» TASK
Tally up the lines below with "close" in them. Answer with the number only.

» RECORDS FOR THE TASK
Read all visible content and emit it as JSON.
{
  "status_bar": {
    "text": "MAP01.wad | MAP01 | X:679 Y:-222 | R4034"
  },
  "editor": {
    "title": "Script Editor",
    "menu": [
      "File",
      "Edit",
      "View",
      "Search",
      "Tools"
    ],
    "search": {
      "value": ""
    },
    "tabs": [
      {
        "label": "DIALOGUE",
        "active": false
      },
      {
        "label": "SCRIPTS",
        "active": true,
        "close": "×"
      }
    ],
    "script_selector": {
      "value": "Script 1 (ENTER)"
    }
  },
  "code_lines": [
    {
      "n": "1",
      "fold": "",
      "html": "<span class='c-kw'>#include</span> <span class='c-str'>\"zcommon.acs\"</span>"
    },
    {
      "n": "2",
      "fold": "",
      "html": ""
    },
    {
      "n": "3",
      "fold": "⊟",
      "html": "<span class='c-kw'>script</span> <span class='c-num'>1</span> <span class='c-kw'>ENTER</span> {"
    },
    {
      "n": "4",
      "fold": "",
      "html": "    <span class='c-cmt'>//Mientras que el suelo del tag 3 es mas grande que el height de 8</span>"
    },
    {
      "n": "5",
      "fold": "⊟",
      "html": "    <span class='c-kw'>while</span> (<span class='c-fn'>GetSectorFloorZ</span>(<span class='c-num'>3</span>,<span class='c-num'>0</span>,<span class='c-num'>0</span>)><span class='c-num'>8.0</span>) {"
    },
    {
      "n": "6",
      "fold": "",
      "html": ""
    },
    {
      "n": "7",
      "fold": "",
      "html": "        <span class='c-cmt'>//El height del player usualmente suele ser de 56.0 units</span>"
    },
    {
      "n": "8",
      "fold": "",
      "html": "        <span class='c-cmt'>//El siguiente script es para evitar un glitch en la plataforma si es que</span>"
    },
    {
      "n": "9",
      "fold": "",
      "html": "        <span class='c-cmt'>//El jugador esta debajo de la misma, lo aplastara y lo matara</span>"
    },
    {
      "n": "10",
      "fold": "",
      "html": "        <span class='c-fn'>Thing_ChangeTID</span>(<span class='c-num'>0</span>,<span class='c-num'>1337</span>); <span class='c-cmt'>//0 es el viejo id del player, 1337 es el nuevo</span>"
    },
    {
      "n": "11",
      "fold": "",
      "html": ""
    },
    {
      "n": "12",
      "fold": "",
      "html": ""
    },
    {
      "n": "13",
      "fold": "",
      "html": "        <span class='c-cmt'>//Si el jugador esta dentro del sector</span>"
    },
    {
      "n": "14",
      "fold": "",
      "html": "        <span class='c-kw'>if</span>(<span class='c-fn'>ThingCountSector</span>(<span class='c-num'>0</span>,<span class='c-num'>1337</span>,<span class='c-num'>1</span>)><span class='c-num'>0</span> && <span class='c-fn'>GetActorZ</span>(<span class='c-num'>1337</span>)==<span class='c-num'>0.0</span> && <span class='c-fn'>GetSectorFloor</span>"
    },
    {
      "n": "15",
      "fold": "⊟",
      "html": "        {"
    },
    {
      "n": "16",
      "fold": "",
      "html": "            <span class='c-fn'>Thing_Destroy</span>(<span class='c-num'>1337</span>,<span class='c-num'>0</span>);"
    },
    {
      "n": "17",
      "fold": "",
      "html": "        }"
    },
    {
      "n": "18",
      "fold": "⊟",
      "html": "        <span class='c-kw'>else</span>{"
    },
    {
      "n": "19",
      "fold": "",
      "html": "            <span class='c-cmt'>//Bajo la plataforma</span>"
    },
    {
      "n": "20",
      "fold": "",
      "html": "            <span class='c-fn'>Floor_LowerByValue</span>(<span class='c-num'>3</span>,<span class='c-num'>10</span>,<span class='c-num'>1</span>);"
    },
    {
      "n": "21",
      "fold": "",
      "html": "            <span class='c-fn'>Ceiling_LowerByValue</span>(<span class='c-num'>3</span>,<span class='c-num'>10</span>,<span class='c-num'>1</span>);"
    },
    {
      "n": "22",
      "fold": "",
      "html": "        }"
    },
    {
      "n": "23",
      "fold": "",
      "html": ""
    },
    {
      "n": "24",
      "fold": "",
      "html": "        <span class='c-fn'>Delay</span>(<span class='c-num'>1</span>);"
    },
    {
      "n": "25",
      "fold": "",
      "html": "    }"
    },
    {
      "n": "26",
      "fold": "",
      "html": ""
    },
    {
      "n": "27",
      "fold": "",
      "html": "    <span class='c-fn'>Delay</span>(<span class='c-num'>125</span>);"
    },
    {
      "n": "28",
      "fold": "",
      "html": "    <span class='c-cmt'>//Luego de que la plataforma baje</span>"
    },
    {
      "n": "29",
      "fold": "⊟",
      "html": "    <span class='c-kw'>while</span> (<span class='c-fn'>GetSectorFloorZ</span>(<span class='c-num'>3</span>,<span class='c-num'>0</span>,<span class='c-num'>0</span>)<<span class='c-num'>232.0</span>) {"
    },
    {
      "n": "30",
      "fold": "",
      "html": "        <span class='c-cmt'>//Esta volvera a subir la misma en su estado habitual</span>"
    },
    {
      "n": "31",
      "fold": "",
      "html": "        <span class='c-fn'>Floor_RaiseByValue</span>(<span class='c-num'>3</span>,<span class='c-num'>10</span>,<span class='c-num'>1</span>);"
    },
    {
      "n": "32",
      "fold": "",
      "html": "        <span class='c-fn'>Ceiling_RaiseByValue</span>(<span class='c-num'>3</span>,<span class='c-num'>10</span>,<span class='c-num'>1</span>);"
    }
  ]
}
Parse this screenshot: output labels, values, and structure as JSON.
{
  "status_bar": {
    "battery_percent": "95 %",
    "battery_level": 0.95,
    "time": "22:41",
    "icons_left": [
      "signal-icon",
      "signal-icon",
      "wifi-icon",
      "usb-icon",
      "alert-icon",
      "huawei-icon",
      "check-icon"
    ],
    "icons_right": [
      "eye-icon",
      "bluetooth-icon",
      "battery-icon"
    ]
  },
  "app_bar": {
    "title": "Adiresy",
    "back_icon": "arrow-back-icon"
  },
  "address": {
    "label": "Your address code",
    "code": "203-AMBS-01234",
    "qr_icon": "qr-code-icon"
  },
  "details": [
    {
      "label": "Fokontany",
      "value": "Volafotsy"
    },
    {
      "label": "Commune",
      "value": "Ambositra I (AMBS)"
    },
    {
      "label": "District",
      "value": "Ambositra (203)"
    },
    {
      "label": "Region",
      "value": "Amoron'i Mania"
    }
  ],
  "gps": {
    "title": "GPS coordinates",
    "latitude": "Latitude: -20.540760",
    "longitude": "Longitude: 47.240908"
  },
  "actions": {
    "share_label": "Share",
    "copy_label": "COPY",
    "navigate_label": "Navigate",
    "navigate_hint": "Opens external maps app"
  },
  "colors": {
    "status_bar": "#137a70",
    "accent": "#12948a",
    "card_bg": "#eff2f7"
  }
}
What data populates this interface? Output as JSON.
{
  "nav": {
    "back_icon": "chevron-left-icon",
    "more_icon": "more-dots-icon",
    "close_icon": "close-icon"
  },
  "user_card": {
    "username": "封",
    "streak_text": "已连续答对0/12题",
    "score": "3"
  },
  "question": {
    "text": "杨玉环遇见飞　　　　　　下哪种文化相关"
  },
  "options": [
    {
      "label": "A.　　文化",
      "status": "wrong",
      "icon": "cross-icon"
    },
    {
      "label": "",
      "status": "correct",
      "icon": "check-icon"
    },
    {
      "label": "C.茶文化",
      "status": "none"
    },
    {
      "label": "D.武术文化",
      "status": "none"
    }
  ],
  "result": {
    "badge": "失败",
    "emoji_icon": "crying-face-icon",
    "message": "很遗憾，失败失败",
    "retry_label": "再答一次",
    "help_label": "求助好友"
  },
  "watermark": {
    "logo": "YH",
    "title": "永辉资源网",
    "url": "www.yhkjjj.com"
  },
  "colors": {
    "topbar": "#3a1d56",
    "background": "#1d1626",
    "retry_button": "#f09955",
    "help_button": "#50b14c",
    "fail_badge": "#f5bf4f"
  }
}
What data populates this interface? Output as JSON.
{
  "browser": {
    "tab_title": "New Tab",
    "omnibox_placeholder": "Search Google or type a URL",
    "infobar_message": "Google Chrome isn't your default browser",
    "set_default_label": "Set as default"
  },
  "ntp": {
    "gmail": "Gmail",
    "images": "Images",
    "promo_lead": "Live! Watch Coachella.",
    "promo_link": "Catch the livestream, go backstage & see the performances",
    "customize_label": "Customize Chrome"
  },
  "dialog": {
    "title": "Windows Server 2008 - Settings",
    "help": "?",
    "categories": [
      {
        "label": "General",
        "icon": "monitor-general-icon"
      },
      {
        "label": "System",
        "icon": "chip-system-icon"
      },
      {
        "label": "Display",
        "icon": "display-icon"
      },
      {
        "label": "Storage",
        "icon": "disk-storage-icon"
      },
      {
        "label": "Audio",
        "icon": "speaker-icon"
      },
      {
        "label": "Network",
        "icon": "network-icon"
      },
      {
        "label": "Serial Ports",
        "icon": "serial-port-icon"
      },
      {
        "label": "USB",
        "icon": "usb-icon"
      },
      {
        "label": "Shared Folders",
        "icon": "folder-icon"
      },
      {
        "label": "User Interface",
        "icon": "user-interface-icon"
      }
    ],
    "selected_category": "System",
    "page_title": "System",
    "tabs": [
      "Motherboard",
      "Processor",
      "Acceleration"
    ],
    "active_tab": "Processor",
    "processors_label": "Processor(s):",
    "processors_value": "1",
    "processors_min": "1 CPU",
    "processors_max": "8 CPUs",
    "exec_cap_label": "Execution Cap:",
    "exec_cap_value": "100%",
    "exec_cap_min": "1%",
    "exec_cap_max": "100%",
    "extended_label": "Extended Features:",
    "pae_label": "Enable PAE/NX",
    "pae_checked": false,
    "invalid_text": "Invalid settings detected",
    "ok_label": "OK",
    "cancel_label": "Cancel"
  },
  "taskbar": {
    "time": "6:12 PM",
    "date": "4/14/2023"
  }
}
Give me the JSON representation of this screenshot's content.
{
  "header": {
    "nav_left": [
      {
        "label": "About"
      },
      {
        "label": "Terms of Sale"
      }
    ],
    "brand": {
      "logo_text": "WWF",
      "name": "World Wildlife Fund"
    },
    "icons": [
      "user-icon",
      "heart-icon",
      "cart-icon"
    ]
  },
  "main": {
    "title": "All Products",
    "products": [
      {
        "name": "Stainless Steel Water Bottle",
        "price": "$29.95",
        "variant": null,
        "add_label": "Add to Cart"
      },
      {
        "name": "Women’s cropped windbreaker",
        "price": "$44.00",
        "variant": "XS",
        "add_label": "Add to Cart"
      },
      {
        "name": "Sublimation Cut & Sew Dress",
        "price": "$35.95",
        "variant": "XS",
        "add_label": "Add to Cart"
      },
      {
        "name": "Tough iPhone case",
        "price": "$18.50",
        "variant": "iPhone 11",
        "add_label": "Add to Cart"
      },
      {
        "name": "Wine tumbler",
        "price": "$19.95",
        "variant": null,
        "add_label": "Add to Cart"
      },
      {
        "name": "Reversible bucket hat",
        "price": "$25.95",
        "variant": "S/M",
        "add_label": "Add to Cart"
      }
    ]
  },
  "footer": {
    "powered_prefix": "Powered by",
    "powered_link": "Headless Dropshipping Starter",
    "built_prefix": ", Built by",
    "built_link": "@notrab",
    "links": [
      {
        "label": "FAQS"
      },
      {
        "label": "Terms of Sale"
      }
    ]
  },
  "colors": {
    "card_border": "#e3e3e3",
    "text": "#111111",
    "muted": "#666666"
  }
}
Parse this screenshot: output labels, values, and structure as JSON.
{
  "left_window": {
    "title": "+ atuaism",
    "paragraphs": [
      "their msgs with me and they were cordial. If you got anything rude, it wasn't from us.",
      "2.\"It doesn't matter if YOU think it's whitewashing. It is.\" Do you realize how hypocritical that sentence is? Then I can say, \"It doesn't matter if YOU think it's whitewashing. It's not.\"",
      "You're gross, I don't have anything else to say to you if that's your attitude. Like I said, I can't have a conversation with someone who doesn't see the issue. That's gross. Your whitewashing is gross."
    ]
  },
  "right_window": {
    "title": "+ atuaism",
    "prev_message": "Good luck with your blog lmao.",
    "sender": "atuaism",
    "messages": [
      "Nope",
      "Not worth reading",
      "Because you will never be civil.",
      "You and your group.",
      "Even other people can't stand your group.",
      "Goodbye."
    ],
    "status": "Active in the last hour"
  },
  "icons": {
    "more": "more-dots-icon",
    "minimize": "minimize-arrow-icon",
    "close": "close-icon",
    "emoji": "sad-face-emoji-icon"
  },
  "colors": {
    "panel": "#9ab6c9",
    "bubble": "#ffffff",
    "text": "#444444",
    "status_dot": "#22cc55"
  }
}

» TASK RESULT
3